Not long after World War I, the art critic Clive Bell set out to define and defend the “civilization” his nation had allegedly been fighting for. Looking back from Bloomsbury to Voltaire and beyond, he picked out what were by common consent three summits of civilized living: Periclean Athens, Renaissance Italy, and France between the mid-seventeenth century and the Revolution. The last of these he calls “that charming age,” speaking of the “peculiar deliciousness” of Parisian society. By 1928, this image of pre-Revolutionary France as an exquisitely sociable world had a long history. Much nearer the time, Germaine de Staël, exiled by Napoleon, had evoked in her De l’Allemagne the lost pleasures of French conversation:
Paris is recognized as the one city in the world where wit and a taste for conversation are most widespread; and what is known as the mal du pays, that indefinable mourning for one’s country…, is particularly applicable to the pleasure of discourse, which the French find nowhere to the same degree as at home.
Such proclamations of a “French exception” naturally aroused the envy and sometimes the hostility of less blessed nations.
Staël wrote out of nostalgia, and if in 1928 Bell was interested in this lost world, it was as a provocative antidote to tendencies in the British society of his day.
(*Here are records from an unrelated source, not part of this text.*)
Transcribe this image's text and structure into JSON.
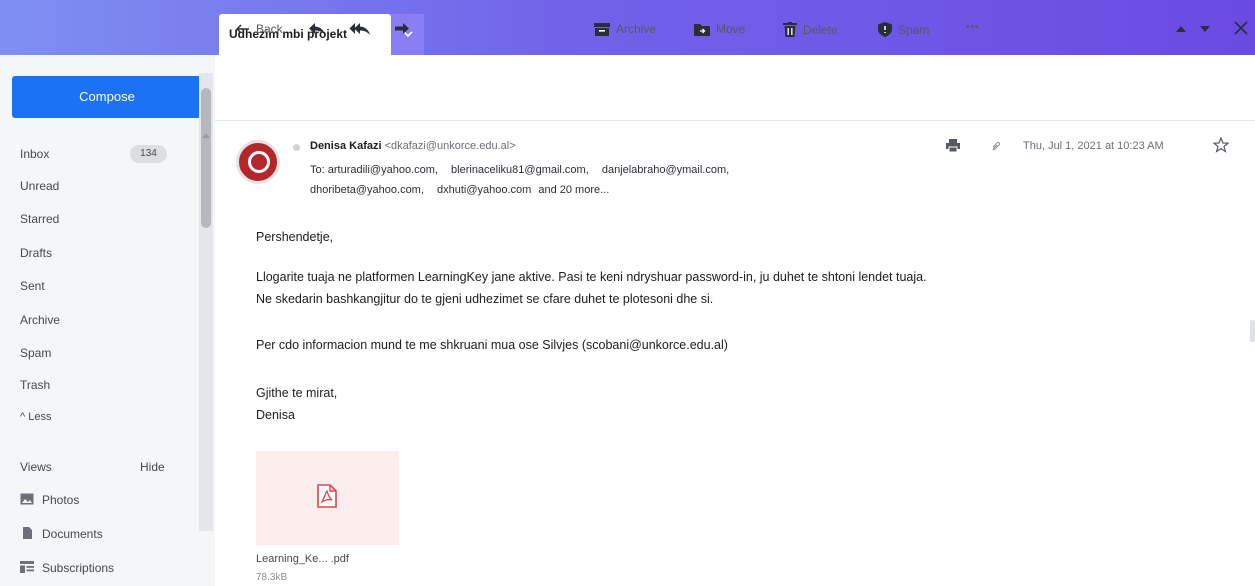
{
  "tab": {
    "title": "Udhezim mbi projekt"
  },
  "sidebar": {
    "compose": "Compose",
    "folders": [
      {
        "label": "Inbox",
        "count": "134"
      },
      {
        "label": "Unread"
      },
      {
        "label": "Starred"
      },
      {
        "label": "Drafts"
      },
      {
        "label": "Sent"
      },
      {
        "label": "Archive"
      },
      {
        "label": "Spam"
      },
      {
        "label": "Trash"
      },
      {
        "label": "^ Less"
      }
    ],
    "views_title": "Views",
    "views_hide": "Hide",
    "views": [
      {
        "label": "Photos",
        "icon": "photo-icon"
      },
      {
        "label": "Documents",
        "icon": "document-icon"
      },
      {
        "label": "Subscriptions",
        "icon": "subscriptions-icon"
      }
    ]
  },
  "toolbar": {
    "back": "Back",
    "archive": "Archive",
    "move": "Move",
    "delete": "Delete",
    "spam": "Spam",
    "more": "•••"
  },
  "message": {
    "sender_name": "Denisa Kafazi",
    "sender_email": "<dkafazi@unkorce.edu.al>",
    "to_label": "To:",
    "recipients": [
      "arturadili@yahoo.com,",
      "blerinaceliku81@gmail.com,",
      "danjelabraho@ymail.com,",
      "dhoribeta@yahoo.com,",
      "dxhuti@yahoo.com"
    ],
    "more_recipients": "and 20 more...",
    "date": "Thu, Jul 1, 2021 at 10:23 AM",
    "body": {
      "greeting": "Pershendetje,",
      "line1": "Llogarite tuaja ne platformen LearningKey jane aktive. Pasi te keni ndryshuar password-in, ju duhet te shtoni lendet tuaja.",
      "line2": "Ne skedarin bashkangjitur do te gjeni udhezimet se cfare duhet te plotesoni dhe si.",
      "line3": "Per cdo informacion mund te me shkruani mua ose Silvjes (scobani@unkorce.edu.al)",
      "closing": "Gjithe te mirat,",
      "signature": "Denisa"
    },
    "attachment": {
      "name": "Learning_Ke... .pdf",
      "size": "78.3kB"
    }
  },
  "colors": {
    "accent": "#1d72f3",
    "header": "#7163ea",
    "pdf": "#e5424d"
  }
}
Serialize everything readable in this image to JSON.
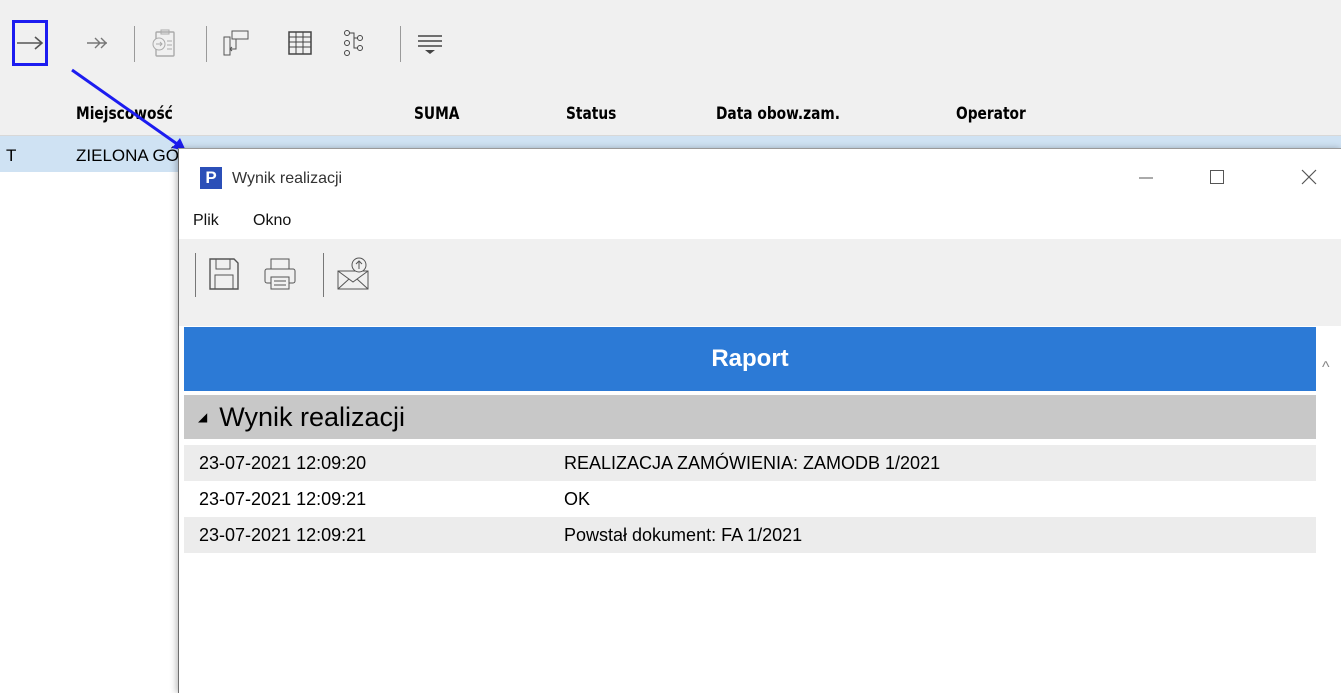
{
  "toolbar": {
    "buttons": [
      "arrow-right",
      "double-arrow-right",
      "clipboard-arrow",
      "column-move",
      "grid-table",
      "tree-nodes",
      "filter-lines"
    ],
    "active_button": "arrow-right"
  },
  "grid": {
    "columns": [
      "Miejscowość",
      "SUMA",
      "Status",
      "Data obow.zam.",
      "Operator"
    ],
    "row": {
      "left_fragment": "T",
      "miejscowosc": "ZIELONA GÓRA"
    }
  },
  "dialog": {
    "title": "Wynik realizacji",
    "logo_letter": "P",
    "menu": [
      "Plik",
      "Okno"
    ],
    "toolbar_icons": [
      "save-icon",
      "print-icon",
      "email-icon"
    ],
    "report_title": "Raport",
    "group_title": "Wynik realizacji",
    "rows": [
      {
        "date": "23-07-2021 12:09:20",
        "message": "REALIZACJA ZAMÓWIENIA: ZAMODB 1/2021"
      },
      {
        "date": "23-07-2021 12:09:21",
        "message": "OK"
      },
      {
        "date": "23-07-2021 12:09:21",
        "message": "Powstał dokument: FA 1/2021"
      }
    ]
  },
  "colors": {
    "report_header": "#2c7ad6",
    "selected_row": "#cfe2f3",
    "highlight": "#1c1cf0"
  }
}
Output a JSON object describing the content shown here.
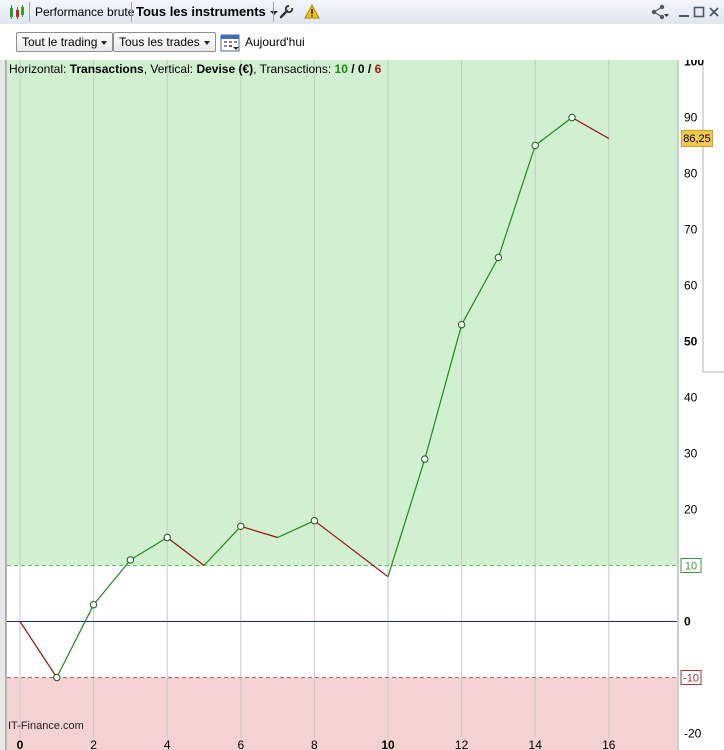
{
  "titlebar": {
    "title": "Performance brute",
    "instrument_select": "Tous les instruments",
    "icons": [
      "chart-icon",
      "wrench-icon",
      "warning-icon",
      "share-icon",
      "minimize-icon",
      "maximize-icon",
      "close-icon"
    ]
  },
  "toolbar": {
    "period_select": "Tout le trading",
    "trades_select": "Tous les trades",
    "today_label": "Aujourd'hui",
    "calendar_icon": "calendar-icon"
  },
  "info": {
    "horizontal_label": "Horizontal:",
    "horizontal_value": "Transactions",
    "vertical_label": ", Vertical:",
    "vertical_value": "Devise (€)",
    "transactions_label": ", Transactions:",
    "wins": "10",
    "sep1": " / ",
    "neutral": "0",
    "sep2": " / ",
    "losses": "6"
  },
  "watermark": "IT-Finance.com",
  "colors": {
    "gain_zone": "#d0f0d0",
    "loss_zone": "#f4d2d2",
    "up_segment": "#1a8a1a",
    "down_segment": "#9a1010",
    "zero_line": "#1e2a80",
    "price_tag": "#f2c94c"
  },
  "chart_data": {
    "type": "line",
    "x": [
      0,
      1,
      2,
      3,
      4,
      5,
      6,
      7,
      8,
      9,
      10,
      11,
      12,
      13,
      14,
      15,
      16
    ],
    "values": [
      0,
      -10,
      3,
      11,
      15,
      10,
      17,
      15,
      18,
      13,
      8,
      29,
      53,
      65,
      85,
      90,
      86.25
    ],
    "markers": [
      1,
      2,
      3,
      4,
      6,
      8,
      11,
      12,
      13,
      14,
      15
    ],
    "xlim": [
      -0.4,
      18
    ],
    "ylim": [
      -22,
      102
    ],
    "x_ticks": [
      "0",
      "2",
      "4",
      "6",
      "8",
      "10",
      "12",
      "14",
      "16"
    ],
    "x_tick_values": [
      0,
      2,
      4,
      6,
      8,
      10,
      12,
      14,
      16
    ],
    "x_bold_ticks": [
      0,
      10
    ],
    "y_ticks": [
      "100",
      "90",
      "80",
      "70",
      "60",
      "50",
      "40",
      "30",
      "20",
      "10",
      "0",
      "-10",
      "-20"
    ],
    "y_tick_values": [
      100,
      90,
      80,
      70,
      60,
      50,
      40,
      30,
      20,
      10,
      0,
      -10,
      -20
    ],
    "y_bold_ticks": [
      100,
      50,
      0
    ],
    "upper_threshold": 10,
    "lower_threshold": -10,
    "upper_threshold_label": "10",
    "lower_threshold_label": "-10",
    "last_value_label": "86,25",
    "grid": "vertical"
  }
}
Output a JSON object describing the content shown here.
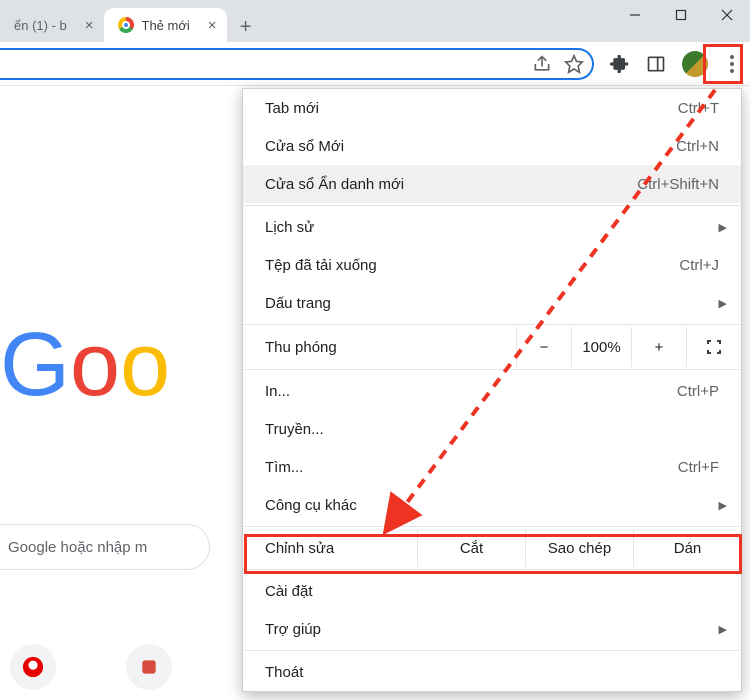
{
  "tabs": [
    {
      "title": "ển (1) - b",
      "active": false
    },
    {
      "title": "Thẻ mới",
      "active": true
    }
  ],
  "page": {
    "logo_letters": [
      "G",
      "o",
      "o"
    ],
    "search_placeholder": "Google hoặc nhập m"
  },
  "menu": {
    "new_tab": {
      "label": "Tab mới",
      "shortcut": "Ctrl+T"
    },
    "new_window": {
      "label": "Cửa sổ Mới",
      "shortcut": "Ctrl+N"
    },
    "incognito": {
      "label": "Cửa sổ Ẩn danh mới",
      "shortcut": "Ctrl+Shift+N"
    },
    "history": {
      "label": "Lịch sử"
    },
    "downloads": {
      "label": "Tệp đã tải xuống",
      "shortcut": "Ctrl+J"
    },
    "bookmarks": {
      "label": "Dấu trang"
    },
    "zoom": {
      "label": "Thu phóng",
      "value": "100%",
      "minus": "−",
      "plus": "+"
    },
    "print": {
      "label": "In...",
      "shortcut": "Ctrl+P"
    },
    "cast": {
      "label": "Truyền..."
    },
    "find": {
      "label": "Tìm...",
      "shortcut": "Ctrl+F"
    },
    "more_tools": {
      "label": "Công cụ khác"
    },
    "edit": {
      "label": "Chỉnh sửa",
      "cut": "Cắt",
      "copy": "Sao chép",
      "paste": "Dán"
    },
    "settings": {
      "label": "Cài đặt"
    },
    "help": {
      "label": "Trợ giúp"
    },
    "exit": {
      "label": "Thoát"
    }
  }
}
In recent decades, however, the complex of practices, beliefs, and ideas that are evoked by terms such as courtesy, civility, politeness, and civilization has become a subject of academic research for cultural historians. Thus the advocacy of polite behavior and polite literature in eighteenth-century England and Scotland is currently described as an essential factor in the creation of a homogeneous and peaceful society after the wars of the seventeenth century. But it is France, the exemplar of polite sociability, that has attracted the most attention. Here too, the enterprise of civilization is often seen in political terms, coming as it does after the Wars of Religion between 1562 and 1598 and coinciding with the assertion of centralized royal power. At the same time though, many scholars, of whom the most prominent is Marc Fumaroli, have painted an attractive picture of this elite culture as a uniquely valuable creation, a work of art in its own right.
It is this society—whether myth or reality—that Benedetta Craveri evokes in The Age of Conversation, first published in Italian, much praised in its French version, and now translated into English by Teresa Waugh. In her thoughtful book, Craveri, the author of an earlier book about the salonnière Madame du Deffand and her world, draws effectively on the vast range of recent scholarship in this field, which is listed and discussed in a substantial and extremely useful bibliographical essay. But the main part of the book is not so much a study as an attractive story, written in a style “unburdened by academic language” (a style that might have appealed to the people she writes about, though the English translation sometimes blurs …